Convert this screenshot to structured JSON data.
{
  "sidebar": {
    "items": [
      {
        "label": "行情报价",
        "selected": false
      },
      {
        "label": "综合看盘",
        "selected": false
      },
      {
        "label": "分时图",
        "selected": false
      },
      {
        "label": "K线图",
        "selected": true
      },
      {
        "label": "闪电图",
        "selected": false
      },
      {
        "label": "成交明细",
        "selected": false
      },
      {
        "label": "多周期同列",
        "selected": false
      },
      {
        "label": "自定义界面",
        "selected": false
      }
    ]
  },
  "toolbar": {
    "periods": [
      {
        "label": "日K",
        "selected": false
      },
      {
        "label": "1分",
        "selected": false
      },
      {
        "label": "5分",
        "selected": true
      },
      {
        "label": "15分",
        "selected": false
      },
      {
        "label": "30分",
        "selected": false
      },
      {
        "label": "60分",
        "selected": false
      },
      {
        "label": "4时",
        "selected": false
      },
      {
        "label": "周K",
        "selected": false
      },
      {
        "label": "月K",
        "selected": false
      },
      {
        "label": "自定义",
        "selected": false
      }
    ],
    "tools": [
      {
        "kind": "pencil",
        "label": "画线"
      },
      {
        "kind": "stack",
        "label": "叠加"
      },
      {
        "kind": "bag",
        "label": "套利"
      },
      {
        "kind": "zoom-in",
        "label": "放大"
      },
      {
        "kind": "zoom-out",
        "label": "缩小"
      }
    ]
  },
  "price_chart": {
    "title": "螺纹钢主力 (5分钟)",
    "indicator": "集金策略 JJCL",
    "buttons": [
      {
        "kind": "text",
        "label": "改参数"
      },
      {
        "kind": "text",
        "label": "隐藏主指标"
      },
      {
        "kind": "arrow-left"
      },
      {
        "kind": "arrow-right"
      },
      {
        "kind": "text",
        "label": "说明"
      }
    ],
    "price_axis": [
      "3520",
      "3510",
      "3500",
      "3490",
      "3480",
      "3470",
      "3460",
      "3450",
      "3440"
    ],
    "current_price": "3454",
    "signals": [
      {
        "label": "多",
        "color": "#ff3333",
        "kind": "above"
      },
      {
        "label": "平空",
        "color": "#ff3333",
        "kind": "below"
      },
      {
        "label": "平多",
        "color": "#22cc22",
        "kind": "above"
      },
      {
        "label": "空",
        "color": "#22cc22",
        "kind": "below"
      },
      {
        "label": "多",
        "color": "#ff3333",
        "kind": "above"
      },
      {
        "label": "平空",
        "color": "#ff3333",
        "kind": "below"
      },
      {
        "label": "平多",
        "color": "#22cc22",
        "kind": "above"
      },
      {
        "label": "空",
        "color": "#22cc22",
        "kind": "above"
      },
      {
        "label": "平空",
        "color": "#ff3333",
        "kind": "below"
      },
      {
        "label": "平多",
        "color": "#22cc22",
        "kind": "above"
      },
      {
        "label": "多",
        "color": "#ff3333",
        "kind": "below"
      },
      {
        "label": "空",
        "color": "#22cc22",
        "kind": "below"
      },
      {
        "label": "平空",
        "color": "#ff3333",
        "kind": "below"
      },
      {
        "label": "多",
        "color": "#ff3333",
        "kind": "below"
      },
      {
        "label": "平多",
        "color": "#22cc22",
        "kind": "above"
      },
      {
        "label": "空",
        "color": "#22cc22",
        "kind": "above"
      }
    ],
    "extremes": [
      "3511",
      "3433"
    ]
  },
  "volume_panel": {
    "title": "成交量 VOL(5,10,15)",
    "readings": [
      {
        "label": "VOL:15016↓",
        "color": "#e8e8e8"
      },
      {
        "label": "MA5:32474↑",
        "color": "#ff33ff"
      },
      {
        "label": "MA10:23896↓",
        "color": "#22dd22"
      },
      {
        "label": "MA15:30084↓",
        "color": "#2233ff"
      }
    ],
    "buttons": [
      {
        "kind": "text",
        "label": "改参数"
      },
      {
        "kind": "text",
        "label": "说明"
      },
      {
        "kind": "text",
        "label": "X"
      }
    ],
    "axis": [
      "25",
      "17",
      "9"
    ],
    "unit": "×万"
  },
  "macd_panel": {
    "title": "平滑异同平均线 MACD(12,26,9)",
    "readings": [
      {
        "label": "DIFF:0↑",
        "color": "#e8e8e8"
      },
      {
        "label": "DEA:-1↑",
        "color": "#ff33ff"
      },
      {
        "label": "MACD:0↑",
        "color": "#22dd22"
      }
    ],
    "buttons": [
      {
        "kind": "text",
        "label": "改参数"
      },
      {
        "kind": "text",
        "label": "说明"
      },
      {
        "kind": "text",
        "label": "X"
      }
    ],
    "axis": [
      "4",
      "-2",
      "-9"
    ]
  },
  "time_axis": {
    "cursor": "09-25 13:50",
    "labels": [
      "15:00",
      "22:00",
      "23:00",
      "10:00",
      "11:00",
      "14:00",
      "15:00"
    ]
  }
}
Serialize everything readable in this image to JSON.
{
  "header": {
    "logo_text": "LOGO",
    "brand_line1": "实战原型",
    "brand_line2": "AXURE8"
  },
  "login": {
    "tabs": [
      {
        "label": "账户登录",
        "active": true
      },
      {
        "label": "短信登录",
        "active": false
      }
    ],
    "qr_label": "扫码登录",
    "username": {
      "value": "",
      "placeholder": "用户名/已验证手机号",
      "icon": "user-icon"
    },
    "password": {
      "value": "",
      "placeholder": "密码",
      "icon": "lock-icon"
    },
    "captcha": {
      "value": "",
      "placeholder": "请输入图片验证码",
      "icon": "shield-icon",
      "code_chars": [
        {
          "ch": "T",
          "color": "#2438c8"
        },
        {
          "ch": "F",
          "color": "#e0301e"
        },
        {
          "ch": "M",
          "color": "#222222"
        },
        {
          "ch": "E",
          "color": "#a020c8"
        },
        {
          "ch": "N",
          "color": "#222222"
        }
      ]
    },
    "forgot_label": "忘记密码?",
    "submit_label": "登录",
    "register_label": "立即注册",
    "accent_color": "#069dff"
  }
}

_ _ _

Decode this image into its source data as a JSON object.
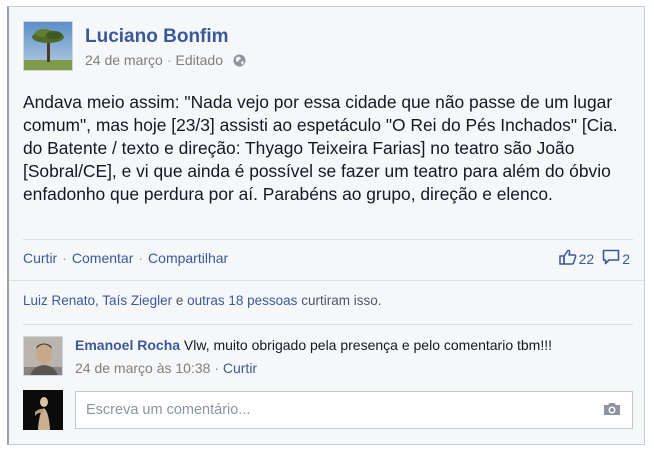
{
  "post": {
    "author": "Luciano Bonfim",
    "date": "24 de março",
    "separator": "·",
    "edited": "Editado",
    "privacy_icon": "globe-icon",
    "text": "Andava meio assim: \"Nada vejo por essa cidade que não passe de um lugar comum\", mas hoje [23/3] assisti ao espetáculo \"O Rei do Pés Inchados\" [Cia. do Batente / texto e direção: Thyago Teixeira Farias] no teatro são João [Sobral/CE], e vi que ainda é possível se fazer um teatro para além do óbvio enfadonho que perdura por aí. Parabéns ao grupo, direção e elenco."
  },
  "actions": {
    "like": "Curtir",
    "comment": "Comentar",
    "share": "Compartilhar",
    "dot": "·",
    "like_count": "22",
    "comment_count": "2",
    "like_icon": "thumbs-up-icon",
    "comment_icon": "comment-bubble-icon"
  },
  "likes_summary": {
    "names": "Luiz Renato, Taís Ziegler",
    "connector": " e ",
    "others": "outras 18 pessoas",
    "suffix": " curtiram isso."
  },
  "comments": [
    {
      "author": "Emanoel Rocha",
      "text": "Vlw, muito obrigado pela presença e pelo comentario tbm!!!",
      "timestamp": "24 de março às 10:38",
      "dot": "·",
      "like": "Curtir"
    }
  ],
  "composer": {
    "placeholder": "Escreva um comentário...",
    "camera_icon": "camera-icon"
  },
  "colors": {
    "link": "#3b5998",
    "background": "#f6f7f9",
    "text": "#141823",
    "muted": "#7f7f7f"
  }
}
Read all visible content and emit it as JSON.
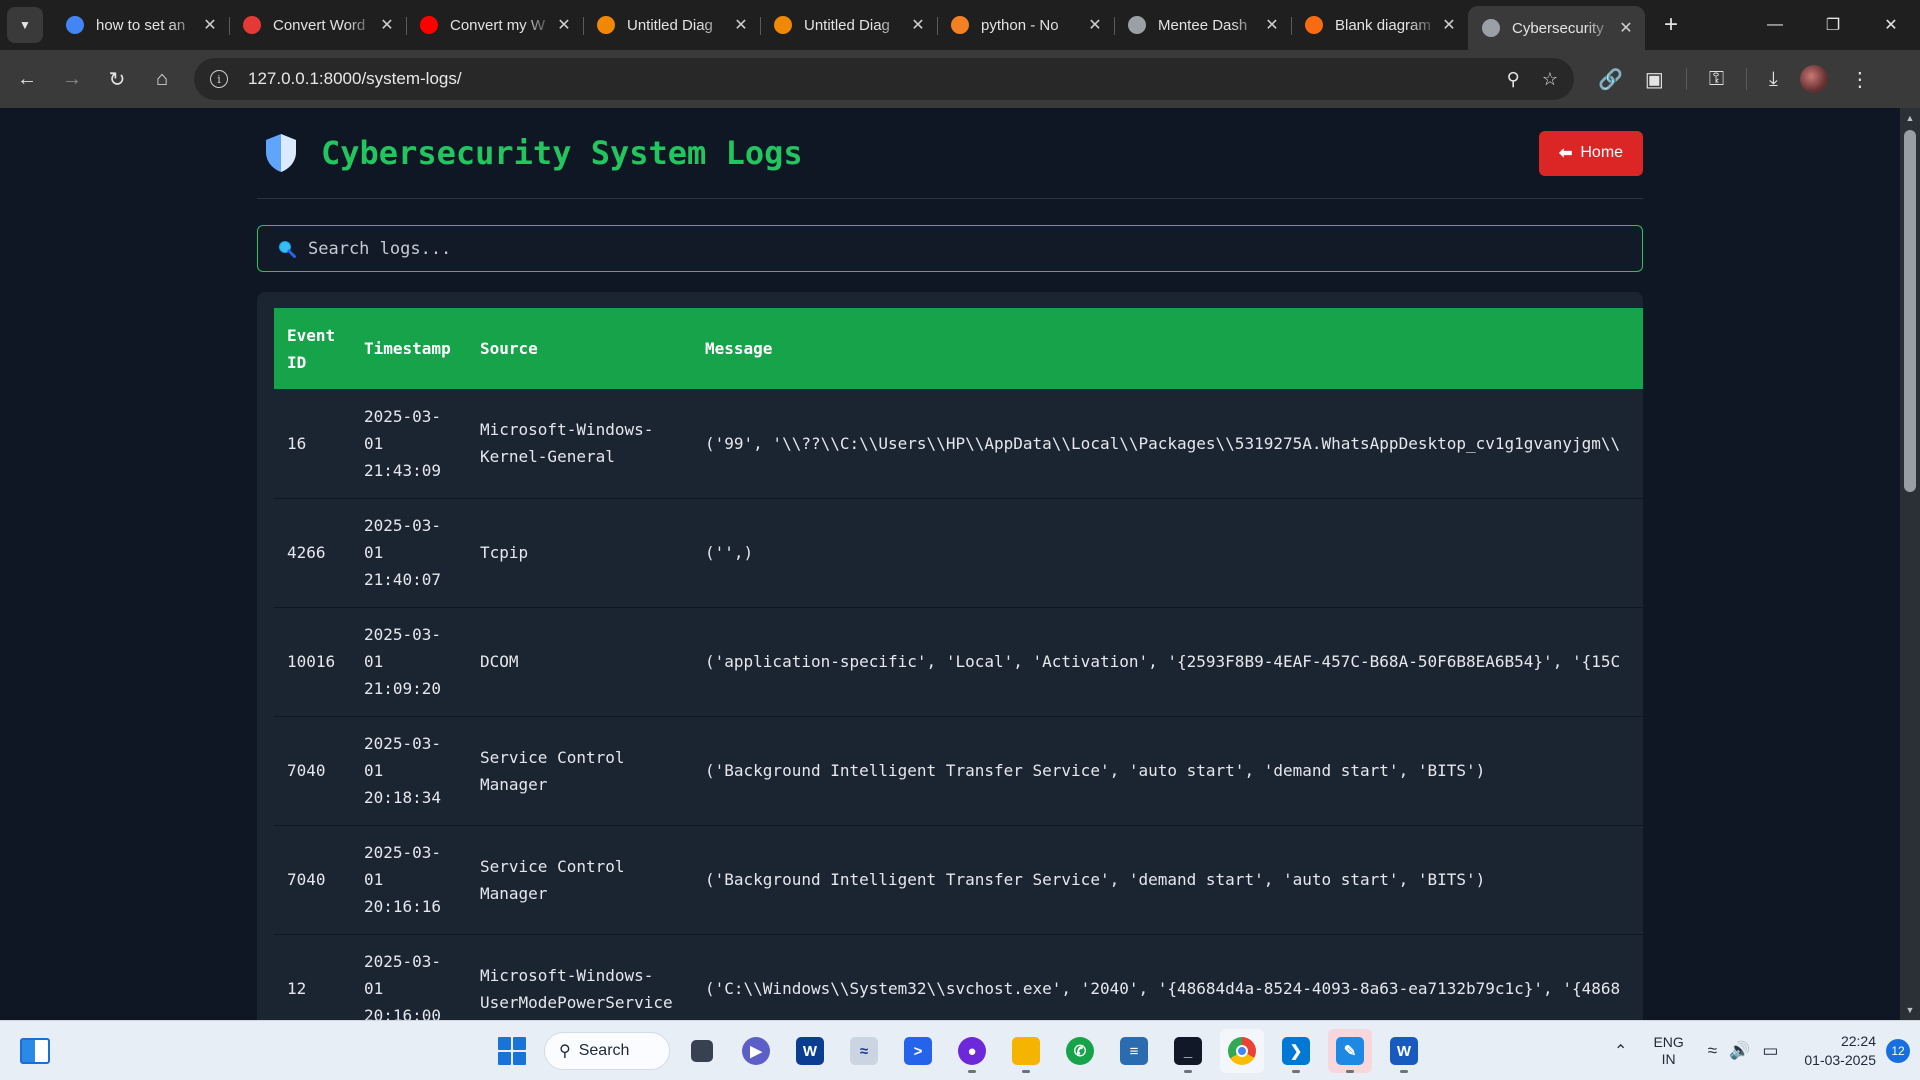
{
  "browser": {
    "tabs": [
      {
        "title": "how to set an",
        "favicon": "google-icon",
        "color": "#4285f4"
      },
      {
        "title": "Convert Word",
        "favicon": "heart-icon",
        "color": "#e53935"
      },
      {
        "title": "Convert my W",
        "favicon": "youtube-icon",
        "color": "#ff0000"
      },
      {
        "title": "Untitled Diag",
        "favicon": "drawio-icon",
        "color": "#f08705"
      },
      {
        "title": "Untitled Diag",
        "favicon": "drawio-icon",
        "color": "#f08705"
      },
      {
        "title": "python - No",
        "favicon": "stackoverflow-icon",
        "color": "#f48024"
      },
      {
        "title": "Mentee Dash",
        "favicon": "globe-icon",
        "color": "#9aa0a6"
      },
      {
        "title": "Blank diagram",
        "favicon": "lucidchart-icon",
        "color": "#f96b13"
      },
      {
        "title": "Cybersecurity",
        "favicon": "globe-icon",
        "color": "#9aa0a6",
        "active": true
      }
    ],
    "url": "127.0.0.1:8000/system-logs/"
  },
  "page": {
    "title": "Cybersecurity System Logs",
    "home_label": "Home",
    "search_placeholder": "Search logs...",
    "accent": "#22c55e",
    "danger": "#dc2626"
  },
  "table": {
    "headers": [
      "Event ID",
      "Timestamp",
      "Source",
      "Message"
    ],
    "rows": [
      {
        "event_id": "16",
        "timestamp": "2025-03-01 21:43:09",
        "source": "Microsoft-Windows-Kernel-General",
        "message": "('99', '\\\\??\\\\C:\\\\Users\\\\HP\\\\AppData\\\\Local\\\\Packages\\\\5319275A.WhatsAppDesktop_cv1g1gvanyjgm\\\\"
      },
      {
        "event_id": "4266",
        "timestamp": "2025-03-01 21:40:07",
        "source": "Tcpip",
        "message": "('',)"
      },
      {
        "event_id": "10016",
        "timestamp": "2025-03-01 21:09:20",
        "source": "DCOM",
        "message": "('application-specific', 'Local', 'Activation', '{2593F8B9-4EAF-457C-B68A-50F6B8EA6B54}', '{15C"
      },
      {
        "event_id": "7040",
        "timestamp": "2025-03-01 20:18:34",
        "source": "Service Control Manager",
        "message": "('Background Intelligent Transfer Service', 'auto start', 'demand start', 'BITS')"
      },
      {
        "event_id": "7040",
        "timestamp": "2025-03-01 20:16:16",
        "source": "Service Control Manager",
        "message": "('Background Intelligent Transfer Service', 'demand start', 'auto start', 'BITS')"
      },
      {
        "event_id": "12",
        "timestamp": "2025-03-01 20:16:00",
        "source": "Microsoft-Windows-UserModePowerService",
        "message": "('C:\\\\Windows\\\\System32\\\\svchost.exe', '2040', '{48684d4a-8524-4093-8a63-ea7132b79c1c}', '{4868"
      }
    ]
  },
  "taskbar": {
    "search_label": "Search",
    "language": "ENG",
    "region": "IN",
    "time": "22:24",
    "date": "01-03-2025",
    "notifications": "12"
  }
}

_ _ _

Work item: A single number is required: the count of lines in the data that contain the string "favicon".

Task response: 9